Parenting Your Little Introvert or Extrovert
When you’re trying to figure out what makes your child tick, it’s tempting to label him as a blanket-loving Linus or a bouncy, full-of-fun-fun-fun Tigger. And as soon as you typecast him, the concerns start. (Is it OK for Introvert Bert to spend so much time holed up in his room? Will Extrovert Ernie ever learn the beauty of blessed silence?)
To put your mind at ease: First of all, “introvert” and “extrovert” aren’t definitive diagnoses, like blood types, says Jerome Kagan, a professor emeritus of psychology at Harvard University, who has extensively researched temperament. Most kids (and adults) contain a little of both, and they reveal different aspects of themselves in different situations—which is why the child who hangs on to your skirt at a birthday party might do naked cartwheels at a family reunion. And “not all 4-year-olds who appear introverted or extroverted will be that way 20 years later,” says Kagan.

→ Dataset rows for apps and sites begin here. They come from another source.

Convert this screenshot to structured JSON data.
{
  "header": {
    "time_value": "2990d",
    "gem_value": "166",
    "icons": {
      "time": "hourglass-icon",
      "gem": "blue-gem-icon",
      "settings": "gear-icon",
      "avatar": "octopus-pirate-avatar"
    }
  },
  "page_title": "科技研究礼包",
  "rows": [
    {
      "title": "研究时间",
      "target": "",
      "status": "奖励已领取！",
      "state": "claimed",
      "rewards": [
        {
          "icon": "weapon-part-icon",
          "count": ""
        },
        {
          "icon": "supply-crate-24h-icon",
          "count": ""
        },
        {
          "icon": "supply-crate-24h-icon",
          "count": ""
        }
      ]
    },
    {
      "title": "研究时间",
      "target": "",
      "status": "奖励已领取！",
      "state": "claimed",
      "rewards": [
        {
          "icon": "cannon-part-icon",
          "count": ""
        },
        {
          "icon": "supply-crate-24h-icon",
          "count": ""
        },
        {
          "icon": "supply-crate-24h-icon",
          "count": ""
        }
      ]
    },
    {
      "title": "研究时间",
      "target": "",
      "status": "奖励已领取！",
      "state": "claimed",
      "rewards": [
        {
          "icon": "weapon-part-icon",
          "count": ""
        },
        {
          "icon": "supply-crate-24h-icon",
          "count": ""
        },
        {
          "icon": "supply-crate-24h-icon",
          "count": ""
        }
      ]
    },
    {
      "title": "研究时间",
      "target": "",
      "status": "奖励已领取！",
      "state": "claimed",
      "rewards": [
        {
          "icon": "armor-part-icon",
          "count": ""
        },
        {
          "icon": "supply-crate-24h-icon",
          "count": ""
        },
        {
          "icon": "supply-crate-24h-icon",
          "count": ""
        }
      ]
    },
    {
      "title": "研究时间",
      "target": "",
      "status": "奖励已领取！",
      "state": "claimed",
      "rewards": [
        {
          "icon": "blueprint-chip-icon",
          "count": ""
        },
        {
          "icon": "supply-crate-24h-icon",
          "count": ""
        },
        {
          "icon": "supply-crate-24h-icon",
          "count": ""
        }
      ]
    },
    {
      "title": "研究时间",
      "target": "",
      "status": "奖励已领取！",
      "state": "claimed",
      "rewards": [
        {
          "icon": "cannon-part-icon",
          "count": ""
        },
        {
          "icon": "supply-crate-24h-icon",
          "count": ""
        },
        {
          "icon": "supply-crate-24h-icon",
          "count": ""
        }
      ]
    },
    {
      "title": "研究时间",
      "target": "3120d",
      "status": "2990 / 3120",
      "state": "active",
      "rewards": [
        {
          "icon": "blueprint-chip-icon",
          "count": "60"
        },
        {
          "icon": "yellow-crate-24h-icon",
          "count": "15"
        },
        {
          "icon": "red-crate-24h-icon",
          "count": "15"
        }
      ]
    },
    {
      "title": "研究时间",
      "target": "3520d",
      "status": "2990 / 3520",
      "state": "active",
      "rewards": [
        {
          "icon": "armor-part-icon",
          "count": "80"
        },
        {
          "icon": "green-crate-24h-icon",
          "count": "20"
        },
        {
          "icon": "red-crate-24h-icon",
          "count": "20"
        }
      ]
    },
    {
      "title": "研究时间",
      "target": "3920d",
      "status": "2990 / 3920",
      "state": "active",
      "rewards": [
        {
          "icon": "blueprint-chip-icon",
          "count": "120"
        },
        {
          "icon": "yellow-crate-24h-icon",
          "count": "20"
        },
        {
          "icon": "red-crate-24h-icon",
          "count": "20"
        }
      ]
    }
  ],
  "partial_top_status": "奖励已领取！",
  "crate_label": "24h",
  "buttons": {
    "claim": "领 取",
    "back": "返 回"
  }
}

Also, the terms are often misunderstood, says Laurie Helgoe, Ph.D., a psychologist and a clinical assistant professor at the West Virginia University School of Medicine, in Charleston, and the author of Introvert Power: Why Your Inner Life Is Your Hidden Strength ($16, amazon.com). They don’t indicate whether a person is antisocial or a motormouth but whether she finds the company of others draining or energizing. “An introvert refuels by spending time alone,” says Helgoe. “An extrovert draws energy from interaction.”
Whichever type you have, here’s how to help him survive and thrive. (So you can worry a little less.)